== Task ==
Find the line with "Enumerate this screenshot's" in the data below, then restate it and all remaining lines exactly, adding nothing.

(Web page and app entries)
*** Begin section ***
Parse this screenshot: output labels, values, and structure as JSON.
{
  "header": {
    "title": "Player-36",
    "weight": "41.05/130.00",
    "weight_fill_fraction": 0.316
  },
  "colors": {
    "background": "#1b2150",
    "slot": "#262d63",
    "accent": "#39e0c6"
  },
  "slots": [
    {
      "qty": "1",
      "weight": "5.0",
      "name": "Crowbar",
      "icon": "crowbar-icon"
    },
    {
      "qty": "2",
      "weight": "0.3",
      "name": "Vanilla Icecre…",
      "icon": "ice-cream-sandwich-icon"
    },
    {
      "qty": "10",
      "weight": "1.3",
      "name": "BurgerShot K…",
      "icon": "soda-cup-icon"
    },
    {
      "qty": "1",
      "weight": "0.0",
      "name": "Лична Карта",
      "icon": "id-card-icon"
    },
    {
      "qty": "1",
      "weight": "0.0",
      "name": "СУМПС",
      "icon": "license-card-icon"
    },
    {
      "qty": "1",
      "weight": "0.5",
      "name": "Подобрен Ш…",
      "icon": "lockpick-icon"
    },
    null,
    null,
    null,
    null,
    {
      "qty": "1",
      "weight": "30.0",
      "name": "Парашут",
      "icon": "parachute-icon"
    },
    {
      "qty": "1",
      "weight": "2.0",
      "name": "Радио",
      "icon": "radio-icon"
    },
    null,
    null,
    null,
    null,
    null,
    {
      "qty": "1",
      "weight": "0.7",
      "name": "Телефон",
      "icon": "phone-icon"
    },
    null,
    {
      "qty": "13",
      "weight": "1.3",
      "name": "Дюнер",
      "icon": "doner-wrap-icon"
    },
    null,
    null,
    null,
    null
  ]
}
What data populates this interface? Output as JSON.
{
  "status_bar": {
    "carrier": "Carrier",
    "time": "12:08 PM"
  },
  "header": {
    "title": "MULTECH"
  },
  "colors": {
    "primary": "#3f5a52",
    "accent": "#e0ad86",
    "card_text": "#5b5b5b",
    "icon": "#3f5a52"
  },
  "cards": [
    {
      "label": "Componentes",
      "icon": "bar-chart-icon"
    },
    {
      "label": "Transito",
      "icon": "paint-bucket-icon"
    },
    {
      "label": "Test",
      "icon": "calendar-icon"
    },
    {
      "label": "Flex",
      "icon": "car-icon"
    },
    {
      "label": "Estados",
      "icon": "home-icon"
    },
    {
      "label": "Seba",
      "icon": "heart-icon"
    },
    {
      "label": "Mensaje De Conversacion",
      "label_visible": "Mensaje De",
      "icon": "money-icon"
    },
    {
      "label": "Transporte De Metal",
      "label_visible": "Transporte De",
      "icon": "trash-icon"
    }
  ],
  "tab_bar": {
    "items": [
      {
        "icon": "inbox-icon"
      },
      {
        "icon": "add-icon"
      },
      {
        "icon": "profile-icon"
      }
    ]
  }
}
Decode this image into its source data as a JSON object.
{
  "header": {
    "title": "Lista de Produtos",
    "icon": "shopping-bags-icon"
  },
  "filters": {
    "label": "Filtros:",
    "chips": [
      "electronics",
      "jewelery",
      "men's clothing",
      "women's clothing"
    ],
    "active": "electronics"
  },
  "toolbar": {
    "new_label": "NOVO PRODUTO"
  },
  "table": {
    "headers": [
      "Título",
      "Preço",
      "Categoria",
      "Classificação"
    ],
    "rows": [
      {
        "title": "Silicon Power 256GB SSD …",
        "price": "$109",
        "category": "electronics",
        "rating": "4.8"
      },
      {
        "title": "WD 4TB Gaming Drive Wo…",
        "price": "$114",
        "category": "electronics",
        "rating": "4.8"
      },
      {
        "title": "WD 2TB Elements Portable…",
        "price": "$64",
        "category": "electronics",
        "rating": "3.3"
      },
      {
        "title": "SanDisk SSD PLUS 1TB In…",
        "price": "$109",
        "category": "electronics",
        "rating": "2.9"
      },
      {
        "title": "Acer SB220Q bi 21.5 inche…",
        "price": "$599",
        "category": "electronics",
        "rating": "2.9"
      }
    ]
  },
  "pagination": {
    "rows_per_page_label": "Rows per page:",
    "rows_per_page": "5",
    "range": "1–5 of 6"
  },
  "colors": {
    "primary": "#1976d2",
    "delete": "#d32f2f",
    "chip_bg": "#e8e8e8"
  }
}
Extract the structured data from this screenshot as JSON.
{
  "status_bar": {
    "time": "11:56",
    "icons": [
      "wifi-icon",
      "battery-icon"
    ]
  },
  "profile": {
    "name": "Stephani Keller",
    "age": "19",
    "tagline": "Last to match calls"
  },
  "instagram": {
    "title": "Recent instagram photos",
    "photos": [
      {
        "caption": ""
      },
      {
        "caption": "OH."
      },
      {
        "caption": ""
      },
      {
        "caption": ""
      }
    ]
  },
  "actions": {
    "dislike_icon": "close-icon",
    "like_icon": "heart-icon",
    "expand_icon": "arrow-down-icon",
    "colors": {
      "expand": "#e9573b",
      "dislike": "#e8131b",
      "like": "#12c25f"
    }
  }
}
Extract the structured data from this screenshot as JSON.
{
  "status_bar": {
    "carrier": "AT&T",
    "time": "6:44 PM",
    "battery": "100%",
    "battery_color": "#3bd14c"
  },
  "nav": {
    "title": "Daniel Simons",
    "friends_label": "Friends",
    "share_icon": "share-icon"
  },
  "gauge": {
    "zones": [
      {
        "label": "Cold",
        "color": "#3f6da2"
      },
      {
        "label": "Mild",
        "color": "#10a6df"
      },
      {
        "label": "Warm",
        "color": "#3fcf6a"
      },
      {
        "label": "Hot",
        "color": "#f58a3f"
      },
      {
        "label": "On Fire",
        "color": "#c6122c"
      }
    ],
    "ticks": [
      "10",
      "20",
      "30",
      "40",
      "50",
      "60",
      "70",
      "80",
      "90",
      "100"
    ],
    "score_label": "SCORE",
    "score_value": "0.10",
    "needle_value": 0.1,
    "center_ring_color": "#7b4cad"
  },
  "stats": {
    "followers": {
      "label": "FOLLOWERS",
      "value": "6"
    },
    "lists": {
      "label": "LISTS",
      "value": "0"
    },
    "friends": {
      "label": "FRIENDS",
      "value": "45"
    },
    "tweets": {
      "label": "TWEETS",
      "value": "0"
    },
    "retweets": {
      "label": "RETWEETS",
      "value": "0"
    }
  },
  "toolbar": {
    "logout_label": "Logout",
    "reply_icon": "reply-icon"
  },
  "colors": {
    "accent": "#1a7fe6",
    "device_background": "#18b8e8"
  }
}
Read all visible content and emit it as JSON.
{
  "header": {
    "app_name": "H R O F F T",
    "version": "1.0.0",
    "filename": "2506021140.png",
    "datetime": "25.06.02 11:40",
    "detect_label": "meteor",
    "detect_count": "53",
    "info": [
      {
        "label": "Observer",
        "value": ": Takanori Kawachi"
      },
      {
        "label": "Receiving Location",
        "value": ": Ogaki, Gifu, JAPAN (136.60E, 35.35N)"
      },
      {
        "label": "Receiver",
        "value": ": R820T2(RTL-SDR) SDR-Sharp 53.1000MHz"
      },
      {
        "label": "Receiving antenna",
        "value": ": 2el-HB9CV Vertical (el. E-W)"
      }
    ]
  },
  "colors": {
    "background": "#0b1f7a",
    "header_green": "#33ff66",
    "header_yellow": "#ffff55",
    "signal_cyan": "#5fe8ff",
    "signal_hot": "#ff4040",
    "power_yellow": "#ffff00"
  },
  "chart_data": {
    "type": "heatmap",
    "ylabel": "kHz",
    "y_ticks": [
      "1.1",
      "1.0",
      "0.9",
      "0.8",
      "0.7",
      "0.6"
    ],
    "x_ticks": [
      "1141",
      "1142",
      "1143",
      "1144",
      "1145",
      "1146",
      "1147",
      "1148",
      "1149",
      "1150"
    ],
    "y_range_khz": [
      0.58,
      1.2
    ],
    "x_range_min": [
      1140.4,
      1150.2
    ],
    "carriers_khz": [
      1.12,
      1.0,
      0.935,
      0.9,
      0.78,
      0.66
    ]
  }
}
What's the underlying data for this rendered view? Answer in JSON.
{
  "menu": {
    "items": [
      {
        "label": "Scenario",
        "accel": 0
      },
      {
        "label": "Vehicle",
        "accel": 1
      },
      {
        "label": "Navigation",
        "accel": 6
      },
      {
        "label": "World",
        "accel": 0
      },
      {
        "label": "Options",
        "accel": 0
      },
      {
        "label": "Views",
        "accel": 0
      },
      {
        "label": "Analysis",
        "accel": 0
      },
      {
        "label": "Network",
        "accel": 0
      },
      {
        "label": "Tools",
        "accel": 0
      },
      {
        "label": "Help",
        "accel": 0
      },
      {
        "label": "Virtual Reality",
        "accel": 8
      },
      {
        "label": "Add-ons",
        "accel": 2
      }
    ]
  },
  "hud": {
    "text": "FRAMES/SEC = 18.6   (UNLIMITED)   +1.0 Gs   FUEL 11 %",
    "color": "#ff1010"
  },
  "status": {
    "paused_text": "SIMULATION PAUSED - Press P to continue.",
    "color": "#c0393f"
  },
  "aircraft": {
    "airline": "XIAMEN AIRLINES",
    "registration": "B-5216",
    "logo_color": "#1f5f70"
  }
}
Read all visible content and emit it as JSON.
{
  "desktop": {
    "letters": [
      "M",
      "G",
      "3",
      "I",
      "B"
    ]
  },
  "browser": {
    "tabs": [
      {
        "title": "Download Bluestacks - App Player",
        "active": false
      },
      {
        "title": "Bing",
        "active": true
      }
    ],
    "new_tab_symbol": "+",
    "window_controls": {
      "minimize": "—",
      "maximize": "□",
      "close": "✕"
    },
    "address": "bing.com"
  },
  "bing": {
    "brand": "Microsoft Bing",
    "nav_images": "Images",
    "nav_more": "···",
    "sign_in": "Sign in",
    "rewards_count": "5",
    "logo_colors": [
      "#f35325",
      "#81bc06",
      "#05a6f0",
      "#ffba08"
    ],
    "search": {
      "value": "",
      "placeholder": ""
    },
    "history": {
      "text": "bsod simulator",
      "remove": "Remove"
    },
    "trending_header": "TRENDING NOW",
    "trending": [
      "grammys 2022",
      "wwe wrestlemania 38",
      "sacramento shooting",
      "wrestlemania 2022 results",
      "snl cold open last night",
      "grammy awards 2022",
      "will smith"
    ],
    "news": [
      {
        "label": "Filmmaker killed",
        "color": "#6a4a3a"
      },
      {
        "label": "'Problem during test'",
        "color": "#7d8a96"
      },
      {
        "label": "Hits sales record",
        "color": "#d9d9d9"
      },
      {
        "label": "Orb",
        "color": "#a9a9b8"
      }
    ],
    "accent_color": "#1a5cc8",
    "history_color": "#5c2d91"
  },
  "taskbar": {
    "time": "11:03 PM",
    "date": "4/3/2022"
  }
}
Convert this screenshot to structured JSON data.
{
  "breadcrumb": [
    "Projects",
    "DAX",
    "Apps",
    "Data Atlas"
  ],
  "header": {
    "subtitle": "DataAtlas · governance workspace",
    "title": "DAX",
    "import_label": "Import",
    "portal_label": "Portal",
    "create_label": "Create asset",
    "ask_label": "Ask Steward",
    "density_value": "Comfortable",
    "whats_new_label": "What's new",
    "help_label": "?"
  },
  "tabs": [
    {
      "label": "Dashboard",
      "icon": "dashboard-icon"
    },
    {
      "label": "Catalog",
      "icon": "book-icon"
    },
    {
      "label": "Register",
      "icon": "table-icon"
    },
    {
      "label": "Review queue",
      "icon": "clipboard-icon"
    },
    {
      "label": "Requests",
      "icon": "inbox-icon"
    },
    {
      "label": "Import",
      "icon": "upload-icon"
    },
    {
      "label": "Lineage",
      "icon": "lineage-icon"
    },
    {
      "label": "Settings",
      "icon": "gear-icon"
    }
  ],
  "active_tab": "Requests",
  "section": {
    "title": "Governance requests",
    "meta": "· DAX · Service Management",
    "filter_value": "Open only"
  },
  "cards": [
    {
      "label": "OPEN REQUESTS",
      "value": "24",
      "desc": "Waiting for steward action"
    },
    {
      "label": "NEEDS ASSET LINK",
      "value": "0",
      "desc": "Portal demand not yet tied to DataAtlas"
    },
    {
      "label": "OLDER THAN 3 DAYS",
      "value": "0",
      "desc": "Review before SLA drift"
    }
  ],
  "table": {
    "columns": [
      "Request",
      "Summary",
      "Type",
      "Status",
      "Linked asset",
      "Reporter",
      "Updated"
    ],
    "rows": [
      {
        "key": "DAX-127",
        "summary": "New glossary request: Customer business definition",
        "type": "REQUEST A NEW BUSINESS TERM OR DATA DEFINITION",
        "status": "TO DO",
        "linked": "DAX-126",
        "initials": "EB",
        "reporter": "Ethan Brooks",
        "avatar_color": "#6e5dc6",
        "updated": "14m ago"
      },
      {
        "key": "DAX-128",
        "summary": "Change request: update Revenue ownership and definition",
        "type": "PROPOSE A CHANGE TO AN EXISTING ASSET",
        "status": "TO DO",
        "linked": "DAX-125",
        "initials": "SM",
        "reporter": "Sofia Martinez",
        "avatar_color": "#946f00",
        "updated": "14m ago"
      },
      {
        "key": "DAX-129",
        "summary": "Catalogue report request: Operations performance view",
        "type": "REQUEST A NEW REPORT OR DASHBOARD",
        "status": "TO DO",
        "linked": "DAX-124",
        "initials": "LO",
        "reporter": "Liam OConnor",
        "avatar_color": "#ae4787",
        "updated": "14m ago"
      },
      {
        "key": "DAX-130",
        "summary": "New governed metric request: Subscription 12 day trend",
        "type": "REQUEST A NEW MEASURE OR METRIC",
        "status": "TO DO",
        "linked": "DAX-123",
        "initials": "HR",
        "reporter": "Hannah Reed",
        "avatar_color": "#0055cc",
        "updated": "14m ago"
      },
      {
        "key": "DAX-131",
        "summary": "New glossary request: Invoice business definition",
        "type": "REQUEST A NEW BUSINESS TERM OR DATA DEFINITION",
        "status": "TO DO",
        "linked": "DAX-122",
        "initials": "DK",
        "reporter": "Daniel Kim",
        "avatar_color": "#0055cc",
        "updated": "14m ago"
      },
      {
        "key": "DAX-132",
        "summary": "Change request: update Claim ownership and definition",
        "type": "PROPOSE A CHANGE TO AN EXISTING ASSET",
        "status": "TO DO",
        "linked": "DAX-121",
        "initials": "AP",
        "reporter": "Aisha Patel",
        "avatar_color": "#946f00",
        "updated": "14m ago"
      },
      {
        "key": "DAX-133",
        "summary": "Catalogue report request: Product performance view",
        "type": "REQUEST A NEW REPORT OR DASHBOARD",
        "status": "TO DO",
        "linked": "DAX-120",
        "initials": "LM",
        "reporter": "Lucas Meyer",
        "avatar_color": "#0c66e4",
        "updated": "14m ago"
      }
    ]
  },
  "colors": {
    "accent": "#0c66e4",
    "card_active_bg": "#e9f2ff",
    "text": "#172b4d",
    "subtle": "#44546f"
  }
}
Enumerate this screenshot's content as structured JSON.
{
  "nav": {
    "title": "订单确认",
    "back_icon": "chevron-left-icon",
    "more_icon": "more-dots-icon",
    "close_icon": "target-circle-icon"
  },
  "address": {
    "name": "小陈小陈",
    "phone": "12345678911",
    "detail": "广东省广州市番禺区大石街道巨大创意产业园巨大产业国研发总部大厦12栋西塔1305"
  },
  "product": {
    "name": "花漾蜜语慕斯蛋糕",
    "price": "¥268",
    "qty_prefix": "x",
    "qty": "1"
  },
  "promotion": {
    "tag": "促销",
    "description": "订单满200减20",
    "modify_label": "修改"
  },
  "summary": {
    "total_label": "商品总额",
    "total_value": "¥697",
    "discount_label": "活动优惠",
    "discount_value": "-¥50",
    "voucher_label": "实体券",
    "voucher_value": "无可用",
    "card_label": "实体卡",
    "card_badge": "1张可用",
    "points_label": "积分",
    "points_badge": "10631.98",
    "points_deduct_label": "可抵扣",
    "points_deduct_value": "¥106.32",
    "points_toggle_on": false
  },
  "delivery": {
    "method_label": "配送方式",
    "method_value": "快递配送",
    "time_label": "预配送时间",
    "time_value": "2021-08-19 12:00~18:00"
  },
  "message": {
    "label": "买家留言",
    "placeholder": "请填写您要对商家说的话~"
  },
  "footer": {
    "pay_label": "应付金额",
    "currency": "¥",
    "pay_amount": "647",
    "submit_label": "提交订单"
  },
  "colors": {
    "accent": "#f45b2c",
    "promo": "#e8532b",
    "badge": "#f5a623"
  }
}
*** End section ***
== Completed task ==
Enumerate this screenshot's content as structured JSON.
{
  "nav": {
    "title": "订单确认",
    "back_icon": "chevron-left-icon",
    "more_icon": "more-dots-icon",
    "close_icon": "target-circle-icon"
  },
  "address": {
    "name": "小陈小陈",
    "phone": "12345678911",
    "detail": "广东省广州市番禺区大石街道巨大创意产业园巨大产业国研发总部大厦12栋西塔1305"
  },
  "product": {
    "name": "花漾蜜语慕斯蛋糕",
    "price": "¥268",
    "qty_prefix": "x",
    "qty": "1"
  },
  "promotion": {
    "tag": "促销",
    "description": "订单满200减20",
    "modify_label": "修改"
  },
  "summary": {
    "total_label": "商品总额",
    "total_value": "¥697",
    "discount_label": "活动优惠",
    "discount_value": "-¥50",
    "voucher_label": "实体券",
    "voucher_value": "无可用",
    "card_label": "实体卡",
    "card_badge": "1张可用",
    "points_label": "积分",
    "points_badge": "10631.98",
    "points_deduct_label": "可抵扣",
    "points_deduct_value": "¥106.32",
    "points_toggle_on": false
  },
  "delivery": {
    "method_label": "配送方式",
    "method_value": "快递配送",
    "time_label": "预配送时间",
    "time_value": "2021-08-19 12:00~18:00"
  },
  "message": {
    "label": "买家留言",
    "placeholder": "请填写您要对商家说的话~"
  },
  "footer": {
    "pay_label": "应付金额",
    "currency": "¥",
    "pay_amount": "647",
    "submit_label": "提交订单"
  },
  "colors": {
    "accent": "#f45b2c",
    "promo": "#e8532b",
    "badge": "#f5a623"
  }
}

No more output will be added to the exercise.